● **PROBLEM DETAILS**
Scan the entries below for the word "granted", then copy each line that holds it.

● **LISTED RECORDS**
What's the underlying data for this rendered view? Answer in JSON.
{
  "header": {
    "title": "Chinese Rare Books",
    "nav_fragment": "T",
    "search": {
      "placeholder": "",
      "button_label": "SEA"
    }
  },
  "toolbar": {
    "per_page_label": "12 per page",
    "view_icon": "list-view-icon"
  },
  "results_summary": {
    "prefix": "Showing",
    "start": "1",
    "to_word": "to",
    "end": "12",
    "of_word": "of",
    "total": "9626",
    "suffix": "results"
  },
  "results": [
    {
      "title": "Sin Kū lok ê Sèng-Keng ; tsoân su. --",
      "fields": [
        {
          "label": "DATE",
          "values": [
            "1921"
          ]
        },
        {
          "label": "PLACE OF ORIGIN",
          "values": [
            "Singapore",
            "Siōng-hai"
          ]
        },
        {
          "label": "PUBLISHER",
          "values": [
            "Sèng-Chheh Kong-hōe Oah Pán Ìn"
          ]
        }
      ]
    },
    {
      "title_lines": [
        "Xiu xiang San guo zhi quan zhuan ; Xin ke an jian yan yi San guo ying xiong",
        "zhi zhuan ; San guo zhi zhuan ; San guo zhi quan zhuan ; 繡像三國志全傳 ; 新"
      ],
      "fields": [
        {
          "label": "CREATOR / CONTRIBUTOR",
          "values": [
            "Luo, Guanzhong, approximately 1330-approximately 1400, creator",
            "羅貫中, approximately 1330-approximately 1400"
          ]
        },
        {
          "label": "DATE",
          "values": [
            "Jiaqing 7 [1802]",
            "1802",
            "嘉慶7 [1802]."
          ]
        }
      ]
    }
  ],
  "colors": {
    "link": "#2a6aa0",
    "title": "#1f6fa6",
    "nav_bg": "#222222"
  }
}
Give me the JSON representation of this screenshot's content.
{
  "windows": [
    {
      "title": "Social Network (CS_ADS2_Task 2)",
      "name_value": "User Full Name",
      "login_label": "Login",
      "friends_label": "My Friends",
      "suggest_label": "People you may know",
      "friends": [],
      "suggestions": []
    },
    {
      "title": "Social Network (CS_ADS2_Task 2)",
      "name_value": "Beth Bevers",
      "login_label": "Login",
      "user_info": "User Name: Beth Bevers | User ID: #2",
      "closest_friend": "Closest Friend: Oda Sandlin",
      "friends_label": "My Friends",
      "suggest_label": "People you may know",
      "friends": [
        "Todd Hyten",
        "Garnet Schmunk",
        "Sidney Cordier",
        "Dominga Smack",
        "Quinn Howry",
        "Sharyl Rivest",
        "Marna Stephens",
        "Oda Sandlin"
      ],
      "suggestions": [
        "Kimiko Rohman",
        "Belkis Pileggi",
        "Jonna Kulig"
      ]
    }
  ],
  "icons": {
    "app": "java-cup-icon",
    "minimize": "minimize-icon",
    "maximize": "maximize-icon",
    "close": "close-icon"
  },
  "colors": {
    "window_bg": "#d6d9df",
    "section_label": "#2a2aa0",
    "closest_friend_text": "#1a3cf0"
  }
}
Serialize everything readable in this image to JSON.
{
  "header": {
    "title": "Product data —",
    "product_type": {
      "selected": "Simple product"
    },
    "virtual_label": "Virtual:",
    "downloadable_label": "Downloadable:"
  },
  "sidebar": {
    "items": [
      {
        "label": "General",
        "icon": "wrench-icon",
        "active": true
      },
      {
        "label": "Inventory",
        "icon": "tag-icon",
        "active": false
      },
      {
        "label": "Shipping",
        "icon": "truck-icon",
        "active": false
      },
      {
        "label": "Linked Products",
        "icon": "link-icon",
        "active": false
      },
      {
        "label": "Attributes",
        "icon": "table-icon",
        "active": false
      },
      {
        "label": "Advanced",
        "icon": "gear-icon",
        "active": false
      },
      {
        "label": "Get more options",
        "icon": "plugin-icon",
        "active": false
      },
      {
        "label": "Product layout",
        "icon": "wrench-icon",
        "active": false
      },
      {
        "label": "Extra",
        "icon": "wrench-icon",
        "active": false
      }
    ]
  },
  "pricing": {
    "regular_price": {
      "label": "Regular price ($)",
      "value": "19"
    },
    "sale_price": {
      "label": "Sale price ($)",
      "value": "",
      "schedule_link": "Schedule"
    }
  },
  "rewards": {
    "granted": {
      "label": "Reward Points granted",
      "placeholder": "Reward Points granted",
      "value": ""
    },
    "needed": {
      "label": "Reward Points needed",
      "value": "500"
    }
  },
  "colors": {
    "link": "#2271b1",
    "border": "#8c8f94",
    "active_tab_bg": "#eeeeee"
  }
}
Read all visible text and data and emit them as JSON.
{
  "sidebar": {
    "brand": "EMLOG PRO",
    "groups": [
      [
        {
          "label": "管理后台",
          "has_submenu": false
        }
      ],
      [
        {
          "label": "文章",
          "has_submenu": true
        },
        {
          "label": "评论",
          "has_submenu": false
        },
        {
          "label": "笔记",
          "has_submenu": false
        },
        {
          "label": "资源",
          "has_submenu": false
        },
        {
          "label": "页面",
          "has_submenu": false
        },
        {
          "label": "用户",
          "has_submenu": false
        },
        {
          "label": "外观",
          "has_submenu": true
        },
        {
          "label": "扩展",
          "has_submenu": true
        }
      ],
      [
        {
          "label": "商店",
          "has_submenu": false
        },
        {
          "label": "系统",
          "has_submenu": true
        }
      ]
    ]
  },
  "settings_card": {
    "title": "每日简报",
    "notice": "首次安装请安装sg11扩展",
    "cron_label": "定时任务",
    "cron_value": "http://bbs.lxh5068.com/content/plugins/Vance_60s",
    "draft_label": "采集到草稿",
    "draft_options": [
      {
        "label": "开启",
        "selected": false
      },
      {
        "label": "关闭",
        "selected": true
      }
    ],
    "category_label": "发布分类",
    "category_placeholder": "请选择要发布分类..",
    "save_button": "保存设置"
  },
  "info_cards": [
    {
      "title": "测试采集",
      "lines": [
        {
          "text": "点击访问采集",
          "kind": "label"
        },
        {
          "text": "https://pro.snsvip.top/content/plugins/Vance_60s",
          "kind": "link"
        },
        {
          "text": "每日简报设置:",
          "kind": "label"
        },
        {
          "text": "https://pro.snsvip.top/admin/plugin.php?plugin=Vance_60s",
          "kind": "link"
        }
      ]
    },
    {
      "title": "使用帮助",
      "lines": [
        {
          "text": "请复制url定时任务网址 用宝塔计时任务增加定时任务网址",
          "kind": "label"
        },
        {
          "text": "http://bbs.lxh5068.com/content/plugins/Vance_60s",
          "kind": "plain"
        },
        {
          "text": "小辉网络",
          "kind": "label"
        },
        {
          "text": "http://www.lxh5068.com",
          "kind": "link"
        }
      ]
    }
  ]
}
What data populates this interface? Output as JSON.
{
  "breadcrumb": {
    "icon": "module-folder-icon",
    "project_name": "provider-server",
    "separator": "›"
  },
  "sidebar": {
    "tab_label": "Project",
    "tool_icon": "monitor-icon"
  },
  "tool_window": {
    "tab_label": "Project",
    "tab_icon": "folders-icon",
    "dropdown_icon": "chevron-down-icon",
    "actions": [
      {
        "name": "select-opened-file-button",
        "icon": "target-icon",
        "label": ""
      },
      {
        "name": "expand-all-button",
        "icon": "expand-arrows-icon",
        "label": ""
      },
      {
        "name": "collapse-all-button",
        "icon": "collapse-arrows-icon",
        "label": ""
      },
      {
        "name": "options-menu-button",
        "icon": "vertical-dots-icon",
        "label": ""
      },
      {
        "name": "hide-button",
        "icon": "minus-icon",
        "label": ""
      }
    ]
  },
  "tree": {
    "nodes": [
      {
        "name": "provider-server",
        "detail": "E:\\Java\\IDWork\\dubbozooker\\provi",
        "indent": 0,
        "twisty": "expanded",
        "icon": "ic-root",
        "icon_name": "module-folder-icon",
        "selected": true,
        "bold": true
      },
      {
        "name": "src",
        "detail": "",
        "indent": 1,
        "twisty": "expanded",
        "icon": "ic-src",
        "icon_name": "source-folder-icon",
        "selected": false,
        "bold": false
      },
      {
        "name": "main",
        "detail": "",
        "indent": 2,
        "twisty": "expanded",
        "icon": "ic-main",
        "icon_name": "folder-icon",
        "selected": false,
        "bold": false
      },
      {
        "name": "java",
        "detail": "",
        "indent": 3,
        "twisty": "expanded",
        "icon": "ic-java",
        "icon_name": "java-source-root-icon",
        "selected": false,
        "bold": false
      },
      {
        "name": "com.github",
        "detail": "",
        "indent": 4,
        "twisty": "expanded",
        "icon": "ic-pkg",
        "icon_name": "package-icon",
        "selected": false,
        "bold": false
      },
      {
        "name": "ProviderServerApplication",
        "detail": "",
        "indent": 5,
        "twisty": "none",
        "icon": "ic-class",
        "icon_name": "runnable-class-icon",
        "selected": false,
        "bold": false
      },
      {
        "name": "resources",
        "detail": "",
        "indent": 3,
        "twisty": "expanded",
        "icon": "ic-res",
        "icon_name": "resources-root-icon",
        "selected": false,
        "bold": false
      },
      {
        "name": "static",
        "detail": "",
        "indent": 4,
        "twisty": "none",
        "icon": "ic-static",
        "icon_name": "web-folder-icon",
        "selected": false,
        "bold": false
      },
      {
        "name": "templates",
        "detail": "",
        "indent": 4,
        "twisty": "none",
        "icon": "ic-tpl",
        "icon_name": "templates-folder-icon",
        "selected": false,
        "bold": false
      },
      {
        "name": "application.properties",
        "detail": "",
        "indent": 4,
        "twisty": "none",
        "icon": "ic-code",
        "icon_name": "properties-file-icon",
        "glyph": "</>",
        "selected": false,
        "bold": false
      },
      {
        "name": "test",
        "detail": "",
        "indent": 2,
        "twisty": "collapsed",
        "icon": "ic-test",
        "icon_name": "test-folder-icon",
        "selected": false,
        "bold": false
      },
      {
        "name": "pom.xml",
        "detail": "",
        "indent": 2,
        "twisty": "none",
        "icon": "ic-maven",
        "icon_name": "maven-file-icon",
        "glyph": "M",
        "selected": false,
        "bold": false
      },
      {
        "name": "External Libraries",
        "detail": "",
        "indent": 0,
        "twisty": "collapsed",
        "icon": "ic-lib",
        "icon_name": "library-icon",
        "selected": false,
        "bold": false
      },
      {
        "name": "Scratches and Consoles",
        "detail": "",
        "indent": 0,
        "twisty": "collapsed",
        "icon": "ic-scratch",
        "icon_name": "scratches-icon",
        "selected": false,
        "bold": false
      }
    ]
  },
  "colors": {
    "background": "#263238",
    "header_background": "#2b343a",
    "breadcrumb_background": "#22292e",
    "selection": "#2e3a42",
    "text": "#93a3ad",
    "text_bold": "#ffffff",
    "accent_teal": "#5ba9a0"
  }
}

● **TASK RESPONSE**
    "granted": {
      "label": "Reward Points granted",
      "placeholder": "Reward Points granted",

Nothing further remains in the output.